Small describes a community that forms around their indigeneity and then evolves into friendships that can only be fostered through shared housing. The residents of Manhattan House, who may have started the year as near strangers, now find themselves in relationships which Small describes as similar to a siblinghood. They’ve grown so close that some residents have even shared their location with one another on their iPhones, so they can be in touch whenever, wherever.
Just a few doors away in River Hall, you’ll find another SIC, but this one you’ll hear before you even see it. If you walk into the lobby of River Hall on any night of the week, you might hear the sound of drums down the hallway on your left, echoing the sound of a saxophone down the one on your right (much to the dismay of the neighbors who have lodged several complaints with Public Safety).
Jazz House was created in September 2014 as a place for students to come together and jam at any time of the day. This setup, which allows musicians across campus to riff off one another, creating a hub of jazz music on campus, is so unique that it was even covered in the New York Times in late 2015. It is the only SIC on campus that is both a housing option and an ABC-recognized club.
In Jazz House, this jazz community pulses from within every room. Daniel Mesko, a Columbia College junior, tells me that residents are not shy about joining in on one another’s practice sessions. “It’s just like, you hear someone playing and you knock on their door and ask if they want company.” (The incessant jamming has been poorly received by some of their neighbors: Mesko tells me that as he was drumming one evening, a woman in the next building began shouting her complaints.)
Yet it seems as though space significantly impacts the dynamics of the community. Jazz House is less of a common “house” than a pair of bedroom-flecked hallways disconnected by the lobby of River Hall—the only designated “shared space” being two small kitchens.
A physically divided house has a bearing on where residents hang out, who they see regularly, and who they play music with. Yet Mesko says they try their best to keep their community unified despite this; his own personal goal is to eat dinner with the whole house by the end of the month and to bond over impromptu jam sessions and planned events.
This is one of the reasons Jazz House is moving to a different brownstone next year. This new brownstone also features more rooms to accommodate the greater numbers of residents that Jazz House will have next year.
In addition to Jazz House, residents often practice in Dodge Hall, where they have a standing room reservation (a perk of being a registered student group), a location that never invites complaints from neighbors. The house hosts jam sessions and listening parties that are open to the public and regularly attended by what Mesko terms the “jazz community on campus,” a small but dedicated group of musicians who often play jazz together in some capacity or another.
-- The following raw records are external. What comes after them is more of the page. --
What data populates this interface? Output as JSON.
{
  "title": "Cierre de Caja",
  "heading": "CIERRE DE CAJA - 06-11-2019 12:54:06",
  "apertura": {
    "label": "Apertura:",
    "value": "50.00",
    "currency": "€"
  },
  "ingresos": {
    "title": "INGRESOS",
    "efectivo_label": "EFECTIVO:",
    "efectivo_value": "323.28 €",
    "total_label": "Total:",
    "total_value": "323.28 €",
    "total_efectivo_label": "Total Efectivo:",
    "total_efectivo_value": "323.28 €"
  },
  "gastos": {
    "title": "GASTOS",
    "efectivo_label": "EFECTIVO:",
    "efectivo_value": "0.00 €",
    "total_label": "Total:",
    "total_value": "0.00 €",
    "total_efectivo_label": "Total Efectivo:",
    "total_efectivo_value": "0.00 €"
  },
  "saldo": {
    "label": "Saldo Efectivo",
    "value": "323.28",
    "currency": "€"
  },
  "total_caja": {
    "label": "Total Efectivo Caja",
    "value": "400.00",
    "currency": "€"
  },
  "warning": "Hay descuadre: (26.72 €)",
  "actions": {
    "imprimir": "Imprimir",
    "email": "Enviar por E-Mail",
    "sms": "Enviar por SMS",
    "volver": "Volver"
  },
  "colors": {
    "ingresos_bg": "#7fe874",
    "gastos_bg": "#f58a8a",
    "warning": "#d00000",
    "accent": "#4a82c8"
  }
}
These musicians frequently congregate right in Jazz House, if not as a resident then as a participant just using the space to meet other jazz musicians or practice their music with others.
As we talk over the small table in the kitchen, Mesko describes the passion he has for Jazz House and the community he has helped build here. Mesko, like so many others in SICs, clearly sees this special type of housing as more than just a space to live—as the locus of his most intimate community.
And these communities are not static. If not enough students show significant interest in a particular house over an extended period of time, the SIC faces the possibility of swiftly disappearing and being replaced by a new community more reflective of the campus’s current interests. This happens almost every year.